IONE, Calif. (KGO) -- The prolonged drought has left much of California parched. ABC7 News has been closely following the water levels at the state's reservoirs. And on Thursday night we gave give you a unique look at the dire water shortage when DroneView7 flew above the Camanche Reservoir, which makes up a significant part of the water supply for more than 1 million people in the Bay Area.

PHOTOS: DroneView7 flies over Camanche Reservoir

DroneView7 showed you a parched landscape; a live, stunning look at how low the reservoir is. But it is just one of the many water supplies around the state that have dipped to record lows. As the drone flew high above the reservoir, you see acres and acres of dry land where water used to lap. The reservoir is at just 28 percent capacity.

"The entire system, all seven reservoirs combined, are under 50 percent," said Abby Figueroa with East Bay Municipal Utility District.

More than 70 percent of California is now in extreme drought, with nearly half of the state in exceptional drought which is the most serious category, according to the U.S. Drought Monitor.

Across the state, the largest reservoirs are near historic lows.

Shasta, the state's largest reservoir, is at just 31 percent. Don Pedro is at 31 percent while San Luis is at 17 percent and New Melones at 12 percent. Folsom Dam is near a record low, 16 percent. It's so low that officials are installing pumps to keep water moving down river.

The water crisis statewide is so severe taht Gov. Jerry Brown issued a first-ever executive order mandating statewide reductions in water use in April.

That order included funding to help the San Francisco Public Utilities Commission patch and clean a series of tunnels and waterways that make up a backup water supply for more than 2 million customers in the Bay Area.

"We haven't delivered this water to the customers since 1988," said Adam Mazurkiewicz with the SF PUC.

Only ABC7 News was there when water officials opened a bypass channel and let the water flow.

But there is some hope things will get better. The National Weather Service predicts that there is a 95 percent chance that an El Nino event will last throughout the winter. An El Nino is when ocean temperatures rise near the equator.

"It offers the opportunity for potentially greater than average precipitation," said California climatologist Michael Anderson.

Anderson says doesn't mean the entire state will see heavy rains.

"There are parts that do receive above average precip, and there are parts that some years they do and some years the ydon't, and that includes the northern Sierra Nevada Mountains," he said.

And the Sierra is exactly where we get most of our drinking water from.

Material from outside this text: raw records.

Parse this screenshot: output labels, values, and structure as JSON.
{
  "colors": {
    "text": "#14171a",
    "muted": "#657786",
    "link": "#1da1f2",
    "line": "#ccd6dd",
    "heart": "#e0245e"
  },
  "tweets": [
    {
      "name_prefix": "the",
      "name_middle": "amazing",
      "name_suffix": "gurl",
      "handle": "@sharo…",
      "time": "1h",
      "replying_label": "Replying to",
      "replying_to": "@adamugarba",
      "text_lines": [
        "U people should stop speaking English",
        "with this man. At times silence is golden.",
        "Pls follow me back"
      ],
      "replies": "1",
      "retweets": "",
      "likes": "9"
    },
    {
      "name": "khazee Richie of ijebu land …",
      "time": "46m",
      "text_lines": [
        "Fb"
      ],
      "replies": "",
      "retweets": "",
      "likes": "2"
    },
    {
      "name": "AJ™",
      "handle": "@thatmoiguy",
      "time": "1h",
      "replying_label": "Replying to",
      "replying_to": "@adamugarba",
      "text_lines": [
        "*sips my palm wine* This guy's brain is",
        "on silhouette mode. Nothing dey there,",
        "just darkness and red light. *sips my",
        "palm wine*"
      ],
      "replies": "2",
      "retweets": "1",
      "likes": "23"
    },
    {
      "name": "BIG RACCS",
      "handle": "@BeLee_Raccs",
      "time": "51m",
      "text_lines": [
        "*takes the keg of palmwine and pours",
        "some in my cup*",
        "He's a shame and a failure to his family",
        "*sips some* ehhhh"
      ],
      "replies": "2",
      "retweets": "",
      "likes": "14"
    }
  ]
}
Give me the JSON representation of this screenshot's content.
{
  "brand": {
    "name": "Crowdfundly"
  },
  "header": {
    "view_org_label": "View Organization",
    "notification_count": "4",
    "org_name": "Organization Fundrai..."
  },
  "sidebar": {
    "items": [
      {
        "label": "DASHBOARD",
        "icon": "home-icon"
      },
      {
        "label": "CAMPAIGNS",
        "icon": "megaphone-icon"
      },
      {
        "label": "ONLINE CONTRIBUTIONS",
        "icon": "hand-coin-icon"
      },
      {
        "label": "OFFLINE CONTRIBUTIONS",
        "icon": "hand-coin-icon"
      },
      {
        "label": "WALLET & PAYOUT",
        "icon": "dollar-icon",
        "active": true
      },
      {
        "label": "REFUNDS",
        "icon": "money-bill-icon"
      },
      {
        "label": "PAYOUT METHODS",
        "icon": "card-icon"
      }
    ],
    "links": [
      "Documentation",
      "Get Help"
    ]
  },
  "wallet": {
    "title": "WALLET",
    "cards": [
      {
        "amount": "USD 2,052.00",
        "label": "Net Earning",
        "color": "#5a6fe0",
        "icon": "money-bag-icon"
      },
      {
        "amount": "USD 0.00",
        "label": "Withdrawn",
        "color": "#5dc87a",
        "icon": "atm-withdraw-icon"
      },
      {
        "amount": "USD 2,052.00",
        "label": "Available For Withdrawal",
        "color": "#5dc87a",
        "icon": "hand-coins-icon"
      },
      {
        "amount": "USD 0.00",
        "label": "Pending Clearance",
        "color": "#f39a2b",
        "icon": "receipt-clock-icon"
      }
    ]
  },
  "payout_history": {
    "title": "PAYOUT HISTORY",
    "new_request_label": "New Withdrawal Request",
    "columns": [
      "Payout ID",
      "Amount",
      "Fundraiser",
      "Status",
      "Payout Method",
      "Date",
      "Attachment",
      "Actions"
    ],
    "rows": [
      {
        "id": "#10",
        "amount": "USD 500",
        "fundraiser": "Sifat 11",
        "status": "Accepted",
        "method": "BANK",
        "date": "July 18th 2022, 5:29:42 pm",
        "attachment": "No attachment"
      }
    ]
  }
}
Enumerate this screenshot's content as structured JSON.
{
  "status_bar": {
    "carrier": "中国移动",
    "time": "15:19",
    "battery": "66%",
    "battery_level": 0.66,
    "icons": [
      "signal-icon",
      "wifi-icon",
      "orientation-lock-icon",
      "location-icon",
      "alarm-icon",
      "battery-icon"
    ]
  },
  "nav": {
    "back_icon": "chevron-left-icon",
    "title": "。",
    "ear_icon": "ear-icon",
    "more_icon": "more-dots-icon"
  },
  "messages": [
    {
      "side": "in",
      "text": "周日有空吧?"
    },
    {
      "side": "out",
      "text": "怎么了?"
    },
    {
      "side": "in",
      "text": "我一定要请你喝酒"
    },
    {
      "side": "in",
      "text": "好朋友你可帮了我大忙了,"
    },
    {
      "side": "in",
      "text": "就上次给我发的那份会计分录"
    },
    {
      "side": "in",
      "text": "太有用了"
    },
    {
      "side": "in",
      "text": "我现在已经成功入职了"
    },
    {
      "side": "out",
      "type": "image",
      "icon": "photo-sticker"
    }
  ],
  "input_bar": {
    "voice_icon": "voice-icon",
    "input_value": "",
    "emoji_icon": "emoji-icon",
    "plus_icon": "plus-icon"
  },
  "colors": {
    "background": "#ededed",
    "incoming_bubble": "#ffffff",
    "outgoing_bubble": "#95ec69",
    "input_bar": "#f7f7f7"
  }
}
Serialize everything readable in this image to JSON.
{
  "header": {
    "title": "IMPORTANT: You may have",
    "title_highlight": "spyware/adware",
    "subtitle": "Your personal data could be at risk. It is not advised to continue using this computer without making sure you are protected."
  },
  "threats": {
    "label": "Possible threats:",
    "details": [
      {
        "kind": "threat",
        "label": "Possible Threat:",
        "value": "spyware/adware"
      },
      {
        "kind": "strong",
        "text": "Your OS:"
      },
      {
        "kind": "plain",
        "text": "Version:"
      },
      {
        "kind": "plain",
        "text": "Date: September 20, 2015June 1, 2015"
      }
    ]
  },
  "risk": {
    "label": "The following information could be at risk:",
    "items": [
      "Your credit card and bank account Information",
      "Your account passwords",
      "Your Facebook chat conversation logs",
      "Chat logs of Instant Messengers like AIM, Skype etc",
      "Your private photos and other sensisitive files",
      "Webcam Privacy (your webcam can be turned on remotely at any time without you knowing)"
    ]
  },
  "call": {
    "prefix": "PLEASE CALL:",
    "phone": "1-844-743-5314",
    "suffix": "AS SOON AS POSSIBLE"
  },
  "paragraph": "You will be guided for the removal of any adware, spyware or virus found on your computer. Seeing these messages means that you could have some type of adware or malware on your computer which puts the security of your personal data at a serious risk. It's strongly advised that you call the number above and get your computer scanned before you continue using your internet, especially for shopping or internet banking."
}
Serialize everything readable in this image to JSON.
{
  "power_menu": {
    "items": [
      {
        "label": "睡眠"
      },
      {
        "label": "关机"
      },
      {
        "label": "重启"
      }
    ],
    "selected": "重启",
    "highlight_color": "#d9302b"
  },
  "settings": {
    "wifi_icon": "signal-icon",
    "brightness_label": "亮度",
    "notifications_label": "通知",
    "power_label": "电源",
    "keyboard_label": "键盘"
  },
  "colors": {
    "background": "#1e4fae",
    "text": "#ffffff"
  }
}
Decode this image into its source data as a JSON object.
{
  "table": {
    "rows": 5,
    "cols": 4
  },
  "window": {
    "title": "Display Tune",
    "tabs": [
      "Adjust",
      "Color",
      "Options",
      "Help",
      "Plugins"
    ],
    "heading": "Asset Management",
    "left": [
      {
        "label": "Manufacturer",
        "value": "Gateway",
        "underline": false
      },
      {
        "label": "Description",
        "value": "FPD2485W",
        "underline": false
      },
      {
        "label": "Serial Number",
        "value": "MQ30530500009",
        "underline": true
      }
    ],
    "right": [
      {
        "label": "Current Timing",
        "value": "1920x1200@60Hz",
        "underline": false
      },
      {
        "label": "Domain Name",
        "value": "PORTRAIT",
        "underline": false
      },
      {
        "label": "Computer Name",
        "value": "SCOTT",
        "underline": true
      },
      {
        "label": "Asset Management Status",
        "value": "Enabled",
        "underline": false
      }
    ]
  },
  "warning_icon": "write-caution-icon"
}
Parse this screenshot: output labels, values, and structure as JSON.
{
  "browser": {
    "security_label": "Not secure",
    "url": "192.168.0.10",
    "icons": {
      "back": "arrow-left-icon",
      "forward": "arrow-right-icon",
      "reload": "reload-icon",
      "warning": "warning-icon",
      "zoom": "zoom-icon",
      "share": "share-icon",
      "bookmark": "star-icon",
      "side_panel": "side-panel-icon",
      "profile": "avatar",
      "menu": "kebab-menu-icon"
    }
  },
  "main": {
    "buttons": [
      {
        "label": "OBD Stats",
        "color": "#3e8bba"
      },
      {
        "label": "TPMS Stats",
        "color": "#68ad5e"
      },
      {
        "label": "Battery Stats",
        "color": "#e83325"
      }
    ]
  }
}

"If we don't have a really rainy snowy winter we are going to be in a really rough spot next year," said Figueroa.

The Comanche Reservoir is one of the critical sources of water for people in the Bay Area. If the rains don't come, this reservoir will get even lower.

ABC7 News was the first television station in the Bay Area to broadcast live from an unmanned drone. DroneView7 was one of the first drones in the country operating under new federal guidelines that allow television stations to fly. The drone flew over and around Candlestick Park in San Francisco on Monday, July 13, 2015.

VIDEO: First-ever live broadcast from Bay Area TV station from unmanned drone

VIDEO: ABC7 flies DroneView7 over Candlestick Park

PHOTOS: DroneView7 at San Francisco's Candlestick Park

Written and produced by Ken Miguel.